In 2008, I joined the ORNCC Board to participate in the planning of the “Leading a Non-Violent Life” 3-day conference at the University of Oregon. It featured Marshall Rosenberg, Rev C.T.Vivian, close colleague of Rev. Martin Luther King Jr, and Julia Butterfly Hill. My role during the conference was to assist Julia Butterfly Hill, a pleasure and a privilege. Mostly I made sure she had plenty of best quality drinking water in her glass jar.

I left the Board about a year later and returned in 2012. I’ve been the secretary for the last 5 years. Questions about meeting minutes? Check with me. My purpose in joining was simple. I want to encourage the learning and practice of NVC in Oregon.

We, the ORNCC Board, are a group of 5 people, 2 men and 3 women from Salem, Bend, Eugene and Ashland. Two are Certified Trainers, 3 are not. We meet once a month by videoconference, usually the last Friday morning of the month, for about an hour and a quarter. Once a year, we have an in-person meeting for 4 hours.

To my surprise, I don’t moan and groan to my friends “I have an ORNCC meeting tomorrow.” This is unusual because in general, I dislike meetings. I resent having to listen to someone drone on and on about their pet peeve or pet project, I don’t like others’ petty conflicts (somehow mine aren’t “petty.”) Most importantly, I really don’t like entertaining a judgment about how “that was a waste of my time!”

This leaves me with the surprising realization that I enjoy the ORNCC meetings. In fact, the common check-out includes comments like “I appreciate how much we accomplished in so little time.” “I enjoyed our collaboration.” “I liked how safe I felt.” “I love our efficiency.”
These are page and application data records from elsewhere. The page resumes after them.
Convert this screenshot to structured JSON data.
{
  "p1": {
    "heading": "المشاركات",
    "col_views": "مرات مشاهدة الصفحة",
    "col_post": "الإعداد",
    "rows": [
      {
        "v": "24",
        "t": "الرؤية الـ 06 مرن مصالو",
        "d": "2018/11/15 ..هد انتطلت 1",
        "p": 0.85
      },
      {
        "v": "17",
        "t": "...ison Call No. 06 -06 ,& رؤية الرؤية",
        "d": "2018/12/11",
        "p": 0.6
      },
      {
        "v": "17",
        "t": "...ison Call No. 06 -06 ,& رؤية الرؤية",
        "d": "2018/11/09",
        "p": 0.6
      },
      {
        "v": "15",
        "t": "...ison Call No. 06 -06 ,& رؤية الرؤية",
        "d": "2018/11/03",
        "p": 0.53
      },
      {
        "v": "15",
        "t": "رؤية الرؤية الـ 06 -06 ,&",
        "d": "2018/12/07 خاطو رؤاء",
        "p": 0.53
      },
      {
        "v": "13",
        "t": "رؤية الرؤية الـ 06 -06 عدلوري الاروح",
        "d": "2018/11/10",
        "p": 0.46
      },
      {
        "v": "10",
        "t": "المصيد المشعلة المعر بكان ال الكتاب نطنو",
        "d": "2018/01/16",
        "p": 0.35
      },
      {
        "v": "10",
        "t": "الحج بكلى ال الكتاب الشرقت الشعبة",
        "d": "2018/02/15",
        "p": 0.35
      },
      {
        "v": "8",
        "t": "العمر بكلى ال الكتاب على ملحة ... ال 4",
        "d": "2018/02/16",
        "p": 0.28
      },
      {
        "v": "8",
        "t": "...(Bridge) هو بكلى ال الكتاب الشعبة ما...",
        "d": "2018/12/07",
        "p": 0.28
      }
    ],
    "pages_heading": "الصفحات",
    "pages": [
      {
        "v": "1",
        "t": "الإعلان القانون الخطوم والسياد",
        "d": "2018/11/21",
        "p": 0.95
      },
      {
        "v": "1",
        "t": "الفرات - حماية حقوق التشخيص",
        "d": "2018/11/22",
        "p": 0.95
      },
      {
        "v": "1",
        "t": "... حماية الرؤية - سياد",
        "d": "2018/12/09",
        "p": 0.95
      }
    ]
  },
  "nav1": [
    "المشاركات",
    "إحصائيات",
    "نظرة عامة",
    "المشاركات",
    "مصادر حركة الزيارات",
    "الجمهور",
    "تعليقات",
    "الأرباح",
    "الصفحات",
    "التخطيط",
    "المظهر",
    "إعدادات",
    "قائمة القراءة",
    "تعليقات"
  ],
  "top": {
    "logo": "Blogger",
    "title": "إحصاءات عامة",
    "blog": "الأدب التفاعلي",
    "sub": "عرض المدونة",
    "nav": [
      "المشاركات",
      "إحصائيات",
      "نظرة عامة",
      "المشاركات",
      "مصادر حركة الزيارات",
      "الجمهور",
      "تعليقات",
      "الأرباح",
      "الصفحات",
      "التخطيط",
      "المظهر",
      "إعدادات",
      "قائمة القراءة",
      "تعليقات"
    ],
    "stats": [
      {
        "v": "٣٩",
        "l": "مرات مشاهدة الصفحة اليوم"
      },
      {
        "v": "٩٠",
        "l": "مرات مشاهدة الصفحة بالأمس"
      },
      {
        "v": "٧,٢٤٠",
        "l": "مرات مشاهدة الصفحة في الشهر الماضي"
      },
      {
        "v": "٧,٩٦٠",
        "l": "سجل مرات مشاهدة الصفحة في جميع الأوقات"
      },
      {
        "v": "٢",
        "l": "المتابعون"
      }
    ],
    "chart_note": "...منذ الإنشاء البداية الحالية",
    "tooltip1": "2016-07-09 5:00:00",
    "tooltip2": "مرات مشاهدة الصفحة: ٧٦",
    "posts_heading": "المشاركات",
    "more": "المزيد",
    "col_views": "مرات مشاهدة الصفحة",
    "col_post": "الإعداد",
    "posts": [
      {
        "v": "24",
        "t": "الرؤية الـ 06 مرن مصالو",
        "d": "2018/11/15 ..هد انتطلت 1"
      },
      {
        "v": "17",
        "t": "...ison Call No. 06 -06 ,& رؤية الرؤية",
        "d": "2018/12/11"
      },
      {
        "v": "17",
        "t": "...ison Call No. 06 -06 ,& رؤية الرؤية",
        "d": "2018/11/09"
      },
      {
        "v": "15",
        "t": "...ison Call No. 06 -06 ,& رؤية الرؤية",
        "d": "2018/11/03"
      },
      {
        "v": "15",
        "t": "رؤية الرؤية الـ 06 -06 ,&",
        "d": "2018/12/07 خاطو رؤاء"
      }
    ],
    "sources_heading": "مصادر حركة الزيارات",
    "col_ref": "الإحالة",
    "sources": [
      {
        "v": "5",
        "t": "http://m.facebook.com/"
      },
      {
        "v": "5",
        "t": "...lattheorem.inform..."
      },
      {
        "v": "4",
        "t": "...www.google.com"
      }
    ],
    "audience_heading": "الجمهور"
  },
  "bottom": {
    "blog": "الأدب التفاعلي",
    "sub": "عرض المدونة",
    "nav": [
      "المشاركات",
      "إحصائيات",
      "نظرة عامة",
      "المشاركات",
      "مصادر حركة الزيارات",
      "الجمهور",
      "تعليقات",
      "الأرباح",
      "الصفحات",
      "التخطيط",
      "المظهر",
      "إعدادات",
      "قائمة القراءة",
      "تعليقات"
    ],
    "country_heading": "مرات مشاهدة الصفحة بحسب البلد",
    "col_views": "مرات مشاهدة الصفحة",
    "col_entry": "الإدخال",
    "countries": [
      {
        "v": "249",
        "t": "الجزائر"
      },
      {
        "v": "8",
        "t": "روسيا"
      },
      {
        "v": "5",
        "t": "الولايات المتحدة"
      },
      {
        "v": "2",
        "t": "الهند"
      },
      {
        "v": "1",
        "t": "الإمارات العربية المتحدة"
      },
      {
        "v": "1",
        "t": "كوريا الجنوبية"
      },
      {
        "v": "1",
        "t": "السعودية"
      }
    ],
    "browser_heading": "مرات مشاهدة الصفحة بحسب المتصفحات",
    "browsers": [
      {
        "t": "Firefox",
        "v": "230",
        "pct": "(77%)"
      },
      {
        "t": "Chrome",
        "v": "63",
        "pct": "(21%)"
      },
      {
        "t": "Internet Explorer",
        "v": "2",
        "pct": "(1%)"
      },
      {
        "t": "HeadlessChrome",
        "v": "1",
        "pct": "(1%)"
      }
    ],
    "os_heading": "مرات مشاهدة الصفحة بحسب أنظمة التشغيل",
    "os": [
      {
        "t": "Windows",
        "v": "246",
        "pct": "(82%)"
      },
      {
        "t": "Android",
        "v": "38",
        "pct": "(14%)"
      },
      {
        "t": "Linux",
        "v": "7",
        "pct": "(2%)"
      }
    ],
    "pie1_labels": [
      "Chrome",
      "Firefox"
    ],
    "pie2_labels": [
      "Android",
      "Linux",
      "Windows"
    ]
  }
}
As with most Boards, raising funds for the organization is usually on the agenda and usually not the topic we anticipate with joy and excitement. Last year, we decided to offer trainings as a way to raise funds. Why not? We donated our time and energy doing what we most love to do. Having spent too many hours sorting through funky old clothes in advance of a yard sale, or begging people to buy the very healthy, dense gluten free muffins or the cookies topped with M&M’s to raise funds for a cause, I found it to be a brilliant strategy.

Offering workshops together gave us an opportunity to get to know each other as teaching colleagues, as supporters and organizers and as fundraisers too.

We’ll be offering more workshops, watch for them.

Because it’s such an enjoyable and easy experience, I don’t think of the ORNCC Board as a stuffy “Board of Directors,” and it’s not really a work group –too much fun- so I wonder how to describe this group of people who care about encouraging trainers and practitioners of NVC in Oregon and Southwestern Washington.

Privately, I think it’s more of a club that I’m part of. A fun NVC club.

You can join too.

s h a r e